24 Giclee prints with text on Hahnemühle Photo Rag 308gsm  40″x30″

Somewhere along the way I forgot. I forgot the simple wonder of what it feels like to open an envelope of random images – pulled from albums, falling into our laps from the distant past – and to hold these diminutive scalloped edged, creased, scratched, highly specific and intimate pieces of paper in one’s hand. I forgot just how small they are. I forgot how they smell. I flip each photograph automatically, looking for clues.

These images, all taken by anonymous photographers, are from a French online vintage print specialist with an outlet on Ebay, a site predicated on a very particular form of classification; in this case, the listing of specific components or features contained within the image that determine the market value of the amateur snapshot.

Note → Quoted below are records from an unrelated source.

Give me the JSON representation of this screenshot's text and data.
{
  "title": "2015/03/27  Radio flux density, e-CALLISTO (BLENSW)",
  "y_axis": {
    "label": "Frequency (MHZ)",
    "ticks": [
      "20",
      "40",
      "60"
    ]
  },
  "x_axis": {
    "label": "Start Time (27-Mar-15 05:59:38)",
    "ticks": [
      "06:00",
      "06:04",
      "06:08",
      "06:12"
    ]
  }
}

I soon noticed a number of strange things. Take, for example, the value afforded a photograph with a car in it. For a movie, all you might need is a gun and a girl. But, in a photograph, add a girl getting out of a car to an otherwise unremarkable image, and the value rises. Unidentified women in these images, unless they could be classified as a ‘pin-up’, seem to accrue value, or vanish from the description altogether, depending on what they had stood next to. I noticed, more generally, that photographs that were composed seemed to win out over those that were more immediate; though the latter, as sociologists tell us, like any freeze-frame of disarray, provide more ‘information’. Photographs from the same roll and of the same subject had different saleable components. Photographs with ‘mistakes’ (that often reminded me of styles, composition or subjects associated with canonical photographers) acquired a novelty value. 

I became as interested in the listings as in the images themselves; resulting in many outstanding, beautiful or intriguing photographs being dropped from my final selection. Each of the snapshots chosen, in one way or another, stand as a counterpoint to the concision, emphasis, economy or utility of their current designation. With what is now thankfully a backward glance at that old, ambitious disenchantment with the photographic document I say, in each of the photographs that remain, There Are Things Here Not Seen in this Classification.     JDB